We have an array that is length, 10, as per the first variable, a, which we have sliced from the original array. Then we have an array that is length, 8, since we spliced out the first two elements, as per the variable b. From the remaining elements we filter out the search term, c and count it by polling the length property of the returned array.

When we searched for 3 the return was 4. There are indeed four three’s in the remaining eight elements.
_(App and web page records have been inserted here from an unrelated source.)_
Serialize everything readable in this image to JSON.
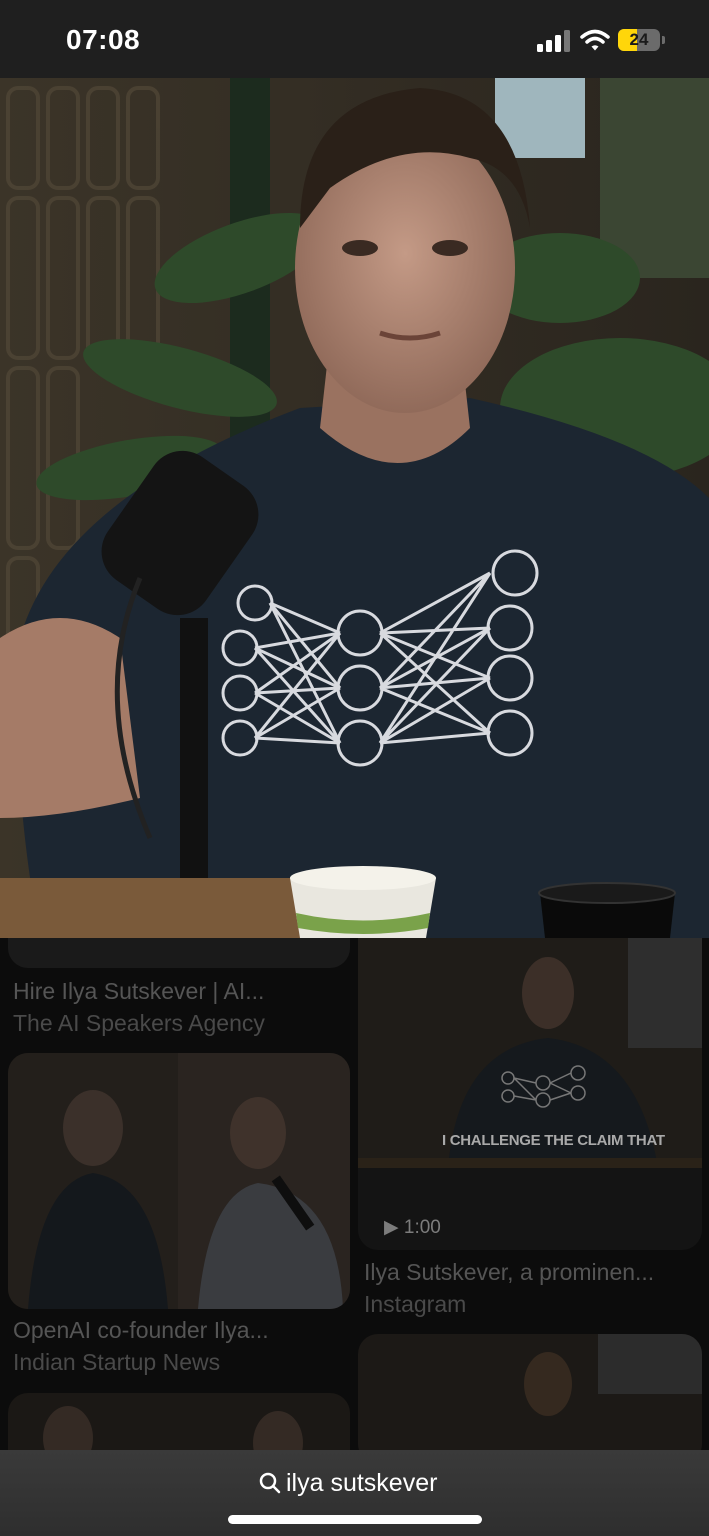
{
  "status_bar": {
    "time": "07:08",
    "battery_level": "24",
    "icons": [
      "cellular-signal-icon",
      "wifi-icon",
      "battery-icon"
    ]
  },
  "hero": {
    "description_icon": "photo-preview"
  },
  "results": [
    {
      "title": "Hire Ilya Sutskever | AI...",
      "source": "The AI Speakers Agency"
    },
    {
      "title": "OpenAI co-founder Ilya...",
      "source": "Indian Startup News"
    },
    {
      "title": "Ilya Sutskever, a prominen...",
      "source": "Instagram",
      "duration": "1:00",
      "overlay_text": "I CHALLENGE THE CLAIM THAT"
    }
  ],
  "search": {
    "query": "ilya sutskever",
    "icon": "search-icon"
  },
  "colors": {
    "status_bar_bg": "#1f1f1f",
    "battery_fill": "#ffd60a",
    "bottom_bar_bg": "#353535"
  }
}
A search for 2 yields none, which is again what we would expect since the two’s have all been removed, albeit not specifically, more by circumstance.

Maybe get it working before looking for other things?

The instructions don’t mention anything resembling outputArray or resultArray, there’s no mention of interrupting repetition (break). But they’re in the code - the bug is in not having thought through what should happen.

The actions described are simple ones:

take x
drop x

The use of them is also simple, it goes something like: take this many, drop that many, then count this other thing.

If you do those things in sequence, one after the other, then no part of your code needs to be doing anything difficult.

You can also break out such actions into their own function, there is no reason that the use of some action and the implementation of that action needs to be in the same place.

function count( ... ) {

function take( ... ) {

step0 = input
step1 = take(a, step0)
step2 = drop(b, step1)
step3 = count(c, step2)
step4 = formatString( ... )

At this point it’s nearly solved, it’s not much more than that.

You should still get your all-in-one loop version correct, take it as an exercise in debugging. You’ll need to start by reading the instructions again though. After reading, you could write down the steps in english, as comments perhaps, and then under each comment you could write the corresponding code.

But if you can break the problem into smaller parts, then that’s usually a superior solution.